>>>>>

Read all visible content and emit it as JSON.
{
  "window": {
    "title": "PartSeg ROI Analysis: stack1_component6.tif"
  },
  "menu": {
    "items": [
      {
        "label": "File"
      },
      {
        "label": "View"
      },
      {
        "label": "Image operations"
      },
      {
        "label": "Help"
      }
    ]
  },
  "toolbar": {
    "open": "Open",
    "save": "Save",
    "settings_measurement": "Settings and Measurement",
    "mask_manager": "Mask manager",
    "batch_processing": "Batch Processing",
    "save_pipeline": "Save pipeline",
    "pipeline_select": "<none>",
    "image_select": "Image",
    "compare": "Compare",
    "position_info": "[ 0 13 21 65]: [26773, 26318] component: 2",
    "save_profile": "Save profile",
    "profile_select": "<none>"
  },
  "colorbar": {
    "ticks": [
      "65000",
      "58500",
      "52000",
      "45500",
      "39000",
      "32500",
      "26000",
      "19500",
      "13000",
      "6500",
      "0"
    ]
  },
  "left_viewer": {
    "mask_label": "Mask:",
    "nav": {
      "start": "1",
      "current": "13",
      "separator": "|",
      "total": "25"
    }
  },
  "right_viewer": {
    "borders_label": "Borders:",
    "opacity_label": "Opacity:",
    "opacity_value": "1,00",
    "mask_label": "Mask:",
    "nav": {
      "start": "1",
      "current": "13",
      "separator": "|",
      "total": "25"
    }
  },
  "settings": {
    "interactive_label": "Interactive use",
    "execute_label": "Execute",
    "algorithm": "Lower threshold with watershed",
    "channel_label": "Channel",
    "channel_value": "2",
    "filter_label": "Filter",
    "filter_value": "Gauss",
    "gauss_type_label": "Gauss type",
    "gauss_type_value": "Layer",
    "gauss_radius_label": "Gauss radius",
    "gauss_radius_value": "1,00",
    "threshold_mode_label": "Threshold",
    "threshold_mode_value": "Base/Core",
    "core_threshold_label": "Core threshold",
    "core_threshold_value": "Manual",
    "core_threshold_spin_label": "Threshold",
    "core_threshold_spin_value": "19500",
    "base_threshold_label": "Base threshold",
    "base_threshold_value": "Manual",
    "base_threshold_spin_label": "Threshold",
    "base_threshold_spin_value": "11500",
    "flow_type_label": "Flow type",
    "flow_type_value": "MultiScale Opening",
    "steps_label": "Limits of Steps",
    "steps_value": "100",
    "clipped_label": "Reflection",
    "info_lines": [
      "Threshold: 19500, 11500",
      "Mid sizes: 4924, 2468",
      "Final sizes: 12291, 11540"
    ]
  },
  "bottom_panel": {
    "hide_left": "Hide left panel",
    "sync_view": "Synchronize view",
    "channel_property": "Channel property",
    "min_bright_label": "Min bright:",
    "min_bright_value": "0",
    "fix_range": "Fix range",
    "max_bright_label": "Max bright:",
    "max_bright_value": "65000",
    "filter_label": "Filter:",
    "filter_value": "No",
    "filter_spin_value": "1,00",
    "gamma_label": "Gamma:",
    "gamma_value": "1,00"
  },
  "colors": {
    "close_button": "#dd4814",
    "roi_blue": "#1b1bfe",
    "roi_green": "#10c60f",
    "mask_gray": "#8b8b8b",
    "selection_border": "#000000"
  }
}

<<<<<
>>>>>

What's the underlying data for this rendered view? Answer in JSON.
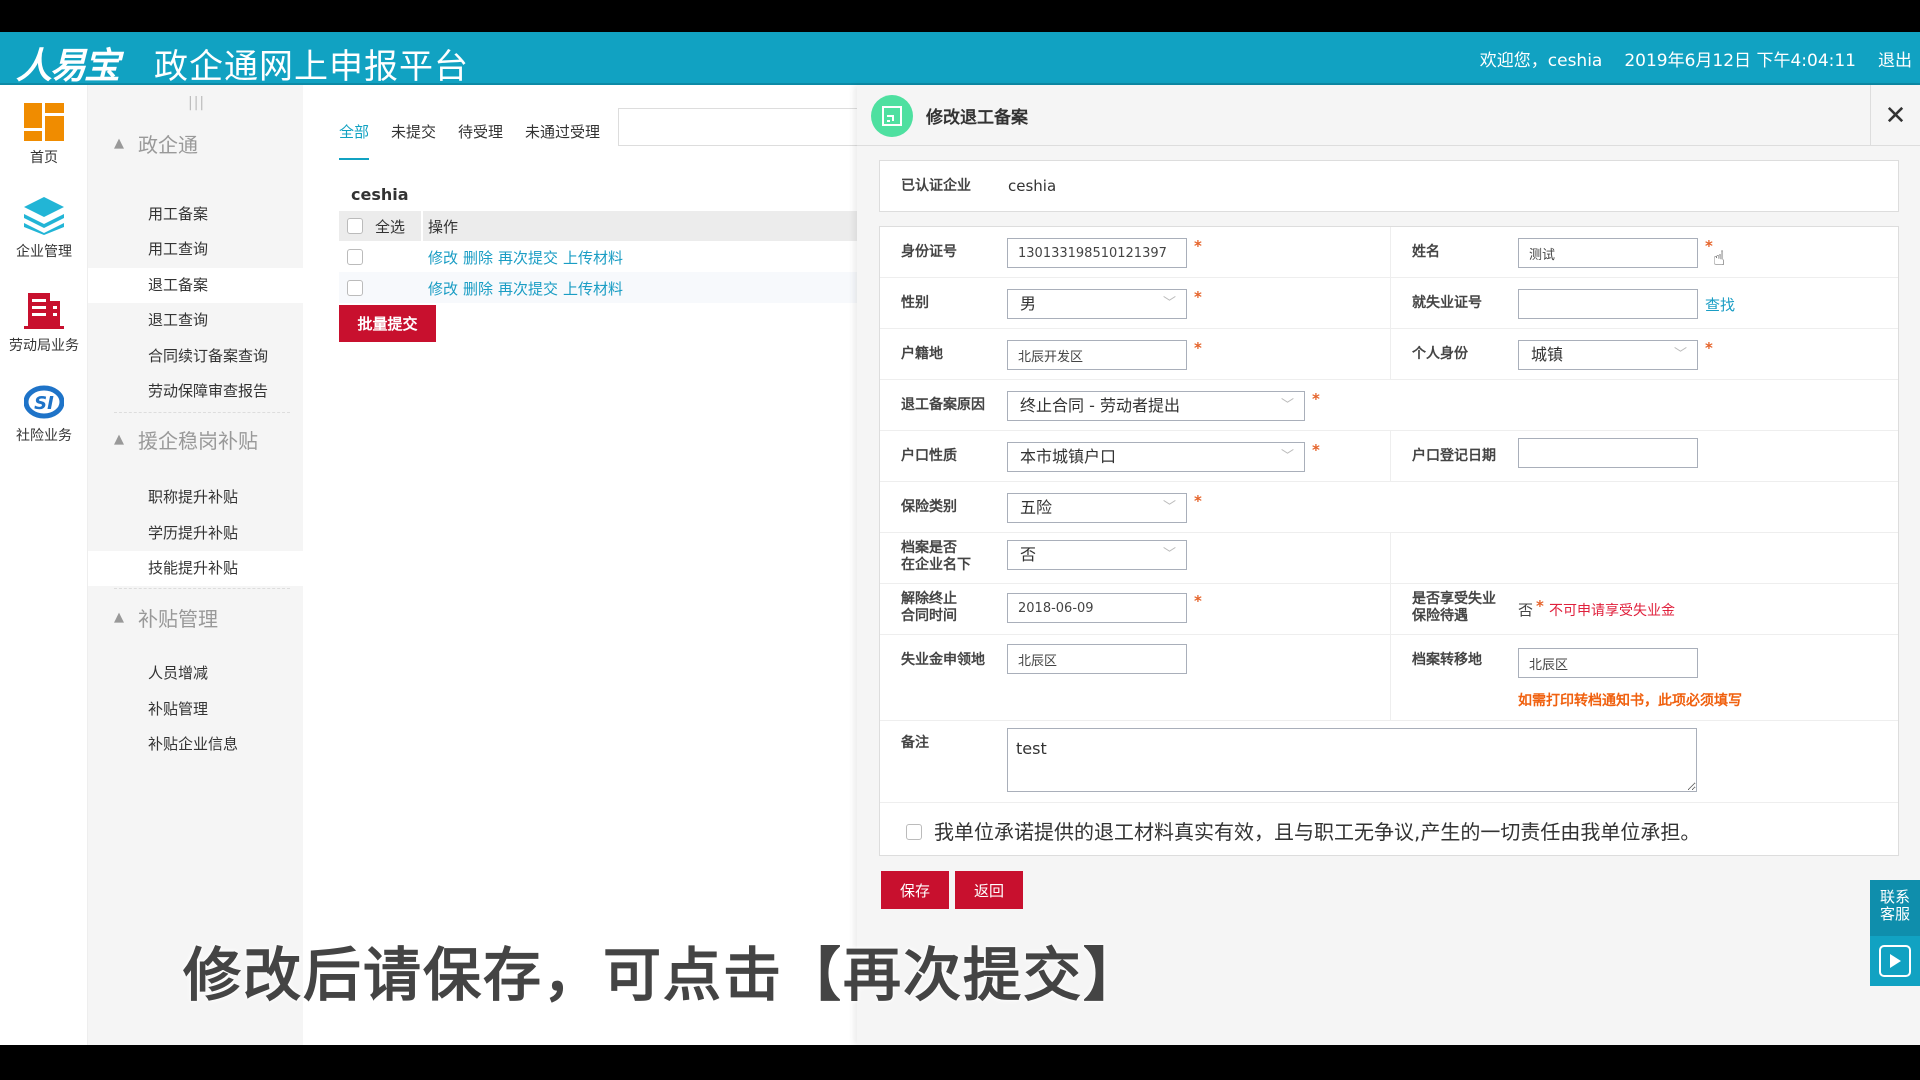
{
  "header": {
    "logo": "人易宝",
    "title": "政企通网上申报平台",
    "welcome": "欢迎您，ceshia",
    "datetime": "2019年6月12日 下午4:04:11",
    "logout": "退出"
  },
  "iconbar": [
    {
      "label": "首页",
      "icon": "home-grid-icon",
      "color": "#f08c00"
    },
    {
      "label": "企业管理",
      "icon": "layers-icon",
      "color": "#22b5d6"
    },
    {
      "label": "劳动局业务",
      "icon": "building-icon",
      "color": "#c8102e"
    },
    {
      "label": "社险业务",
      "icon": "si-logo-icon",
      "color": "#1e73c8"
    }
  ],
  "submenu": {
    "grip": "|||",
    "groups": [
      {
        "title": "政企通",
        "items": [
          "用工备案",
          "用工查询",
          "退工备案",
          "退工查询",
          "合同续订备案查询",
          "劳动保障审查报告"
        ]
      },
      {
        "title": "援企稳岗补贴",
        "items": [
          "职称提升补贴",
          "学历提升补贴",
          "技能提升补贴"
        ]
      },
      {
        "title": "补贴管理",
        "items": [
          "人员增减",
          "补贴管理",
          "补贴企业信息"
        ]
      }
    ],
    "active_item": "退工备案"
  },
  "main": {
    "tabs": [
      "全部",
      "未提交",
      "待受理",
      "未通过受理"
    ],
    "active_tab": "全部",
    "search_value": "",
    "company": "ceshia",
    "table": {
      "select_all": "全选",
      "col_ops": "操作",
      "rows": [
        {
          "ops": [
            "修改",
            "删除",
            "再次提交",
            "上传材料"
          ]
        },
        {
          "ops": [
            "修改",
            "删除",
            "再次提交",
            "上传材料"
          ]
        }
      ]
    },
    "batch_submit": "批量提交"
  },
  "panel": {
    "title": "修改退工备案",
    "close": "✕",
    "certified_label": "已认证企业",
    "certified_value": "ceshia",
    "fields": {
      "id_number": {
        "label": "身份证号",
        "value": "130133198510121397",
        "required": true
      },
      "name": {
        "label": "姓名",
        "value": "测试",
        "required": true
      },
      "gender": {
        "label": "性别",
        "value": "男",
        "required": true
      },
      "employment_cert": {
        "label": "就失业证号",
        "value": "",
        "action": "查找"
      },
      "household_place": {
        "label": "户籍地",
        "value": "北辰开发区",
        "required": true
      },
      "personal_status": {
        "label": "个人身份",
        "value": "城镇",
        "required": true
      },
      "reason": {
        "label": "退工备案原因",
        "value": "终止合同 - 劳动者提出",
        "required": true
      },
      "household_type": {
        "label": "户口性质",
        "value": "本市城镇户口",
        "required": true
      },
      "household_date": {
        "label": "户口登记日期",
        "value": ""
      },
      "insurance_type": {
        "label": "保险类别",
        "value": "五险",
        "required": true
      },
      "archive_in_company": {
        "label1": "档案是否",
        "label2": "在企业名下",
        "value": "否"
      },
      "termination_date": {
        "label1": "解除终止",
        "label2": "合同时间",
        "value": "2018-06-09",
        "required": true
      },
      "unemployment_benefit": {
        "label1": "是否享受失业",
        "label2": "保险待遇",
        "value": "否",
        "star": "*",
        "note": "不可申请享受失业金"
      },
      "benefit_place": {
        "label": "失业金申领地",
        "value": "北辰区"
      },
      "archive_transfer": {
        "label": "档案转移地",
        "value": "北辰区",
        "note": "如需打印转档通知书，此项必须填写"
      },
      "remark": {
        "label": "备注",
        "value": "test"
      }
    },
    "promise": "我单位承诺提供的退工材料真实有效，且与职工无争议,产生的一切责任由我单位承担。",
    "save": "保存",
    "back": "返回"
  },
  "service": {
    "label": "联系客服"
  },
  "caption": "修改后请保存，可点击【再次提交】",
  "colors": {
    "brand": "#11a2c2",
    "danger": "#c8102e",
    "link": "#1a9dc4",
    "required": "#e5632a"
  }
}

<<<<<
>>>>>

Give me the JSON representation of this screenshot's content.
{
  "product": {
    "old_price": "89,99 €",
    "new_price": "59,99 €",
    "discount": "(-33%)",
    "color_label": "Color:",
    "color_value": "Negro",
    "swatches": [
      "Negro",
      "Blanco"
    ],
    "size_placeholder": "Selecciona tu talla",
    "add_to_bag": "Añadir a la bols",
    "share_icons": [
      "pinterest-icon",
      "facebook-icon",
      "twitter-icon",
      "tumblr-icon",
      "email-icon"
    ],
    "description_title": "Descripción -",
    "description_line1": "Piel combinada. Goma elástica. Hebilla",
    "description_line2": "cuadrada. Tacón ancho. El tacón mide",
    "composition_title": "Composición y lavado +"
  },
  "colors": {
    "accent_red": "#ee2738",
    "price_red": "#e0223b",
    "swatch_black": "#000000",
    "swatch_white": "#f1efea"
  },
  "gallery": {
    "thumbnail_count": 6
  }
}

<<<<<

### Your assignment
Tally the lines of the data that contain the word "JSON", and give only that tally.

### Reply
3